• [WHAT TO PRODUCE] Look over the lines below. Report each one that includes the string "value".

Entries from a dataset of interfaces:
━━━━━━━━
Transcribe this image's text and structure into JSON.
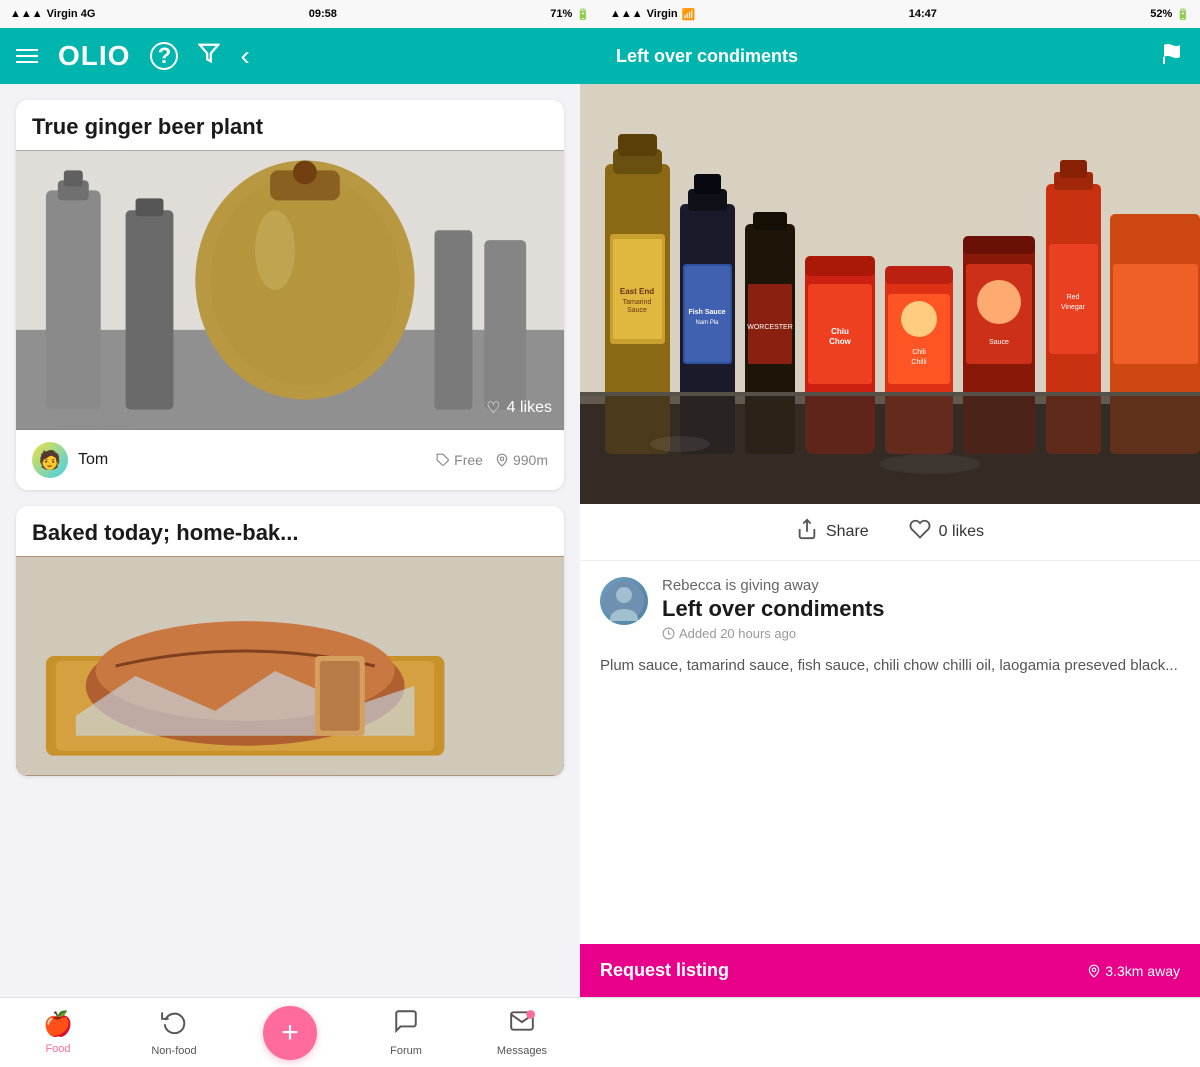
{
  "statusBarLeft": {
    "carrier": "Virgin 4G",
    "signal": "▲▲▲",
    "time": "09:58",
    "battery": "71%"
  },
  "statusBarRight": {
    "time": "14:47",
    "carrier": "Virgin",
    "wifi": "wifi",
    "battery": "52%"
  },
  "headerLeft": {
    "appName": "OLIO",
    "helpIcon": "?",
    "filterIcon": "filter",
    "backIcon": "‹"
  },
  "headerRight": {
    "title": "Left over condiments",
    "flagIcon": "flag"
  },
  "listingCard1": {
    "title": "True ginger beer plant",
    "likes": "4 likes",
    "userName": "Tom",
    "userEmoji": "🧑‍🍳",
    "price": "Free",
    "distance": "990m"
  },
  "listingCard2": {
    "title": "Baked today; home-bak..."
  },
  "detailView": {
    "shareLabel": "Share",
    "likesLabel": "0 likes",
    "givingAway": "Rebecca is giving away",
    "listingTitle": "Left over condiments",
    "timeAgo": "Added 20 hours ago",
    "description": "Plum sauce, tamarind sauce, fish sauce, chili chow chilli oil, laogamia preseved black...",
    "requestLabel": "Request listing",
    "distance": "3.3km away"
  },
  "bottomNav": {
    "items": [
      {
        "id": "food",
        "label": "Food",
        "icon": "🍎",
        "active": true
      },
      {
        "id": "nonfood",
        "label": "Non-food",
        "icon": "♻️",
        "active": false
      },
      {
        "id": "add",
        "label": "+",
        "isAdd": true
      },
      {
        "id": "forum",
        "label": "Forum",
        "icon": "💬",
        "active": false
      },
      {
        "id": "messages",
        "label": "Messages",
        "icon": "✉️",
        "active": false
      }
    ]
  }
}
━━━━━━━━
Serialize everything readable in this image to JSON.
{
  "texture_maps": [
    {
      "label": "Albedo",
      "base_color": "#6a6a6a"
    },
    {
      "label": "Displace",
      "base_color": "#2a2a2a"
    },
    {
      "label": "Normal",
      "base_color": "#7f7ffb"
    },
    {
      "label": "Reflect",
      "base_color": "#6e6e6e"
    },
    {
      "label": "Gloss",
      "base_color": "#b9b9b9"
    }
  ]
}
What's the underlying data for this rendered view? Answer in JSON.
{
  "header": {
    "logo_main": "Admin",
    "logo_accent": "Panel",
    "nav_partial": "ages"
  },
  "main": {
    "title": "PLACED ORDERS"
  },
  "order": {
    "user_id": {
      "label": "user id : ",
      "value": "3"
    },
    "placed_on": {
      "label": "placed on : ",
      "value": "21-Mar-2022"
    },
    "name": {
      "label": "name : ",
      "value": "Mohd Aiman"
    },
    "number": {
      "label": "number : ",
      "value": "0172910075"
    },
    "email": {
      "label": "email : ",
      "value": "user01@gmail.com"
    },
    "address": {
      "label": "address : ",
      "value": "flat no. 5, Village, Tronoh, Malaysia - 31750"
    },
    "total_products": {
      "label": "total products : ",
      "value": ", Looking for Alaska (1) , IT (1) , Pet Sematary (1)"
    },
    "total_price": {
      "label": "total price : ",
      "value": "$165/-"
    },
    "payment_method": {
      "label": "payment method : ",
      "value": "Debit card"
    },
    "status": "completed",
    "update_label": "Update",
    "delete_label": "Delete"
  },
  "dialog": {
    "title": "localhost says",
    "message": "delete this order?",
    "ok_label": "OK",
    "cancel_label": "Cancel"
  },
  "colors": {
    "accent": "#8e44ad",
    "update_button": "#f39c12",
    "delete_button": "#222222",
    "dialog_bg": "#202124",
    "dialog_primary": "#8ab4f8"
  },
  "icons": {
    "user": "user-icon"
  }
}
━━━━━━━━
• [OUTPUT FOR THIS TASK]
      "value": "3"
      "value": "21-Mar-2022"
      "value": "Mohd Aiman"
      "value": "0172910075"
      "value": "user01@gmail.com"
      "value": "flat no. 5, Village, Tronoh, Malaysia - 31750"
      "value": ", Looking for Alaska (1) , IT (1) , Pet Sematary (1)"
      "value": "$165/-"
      "value": "Debit card"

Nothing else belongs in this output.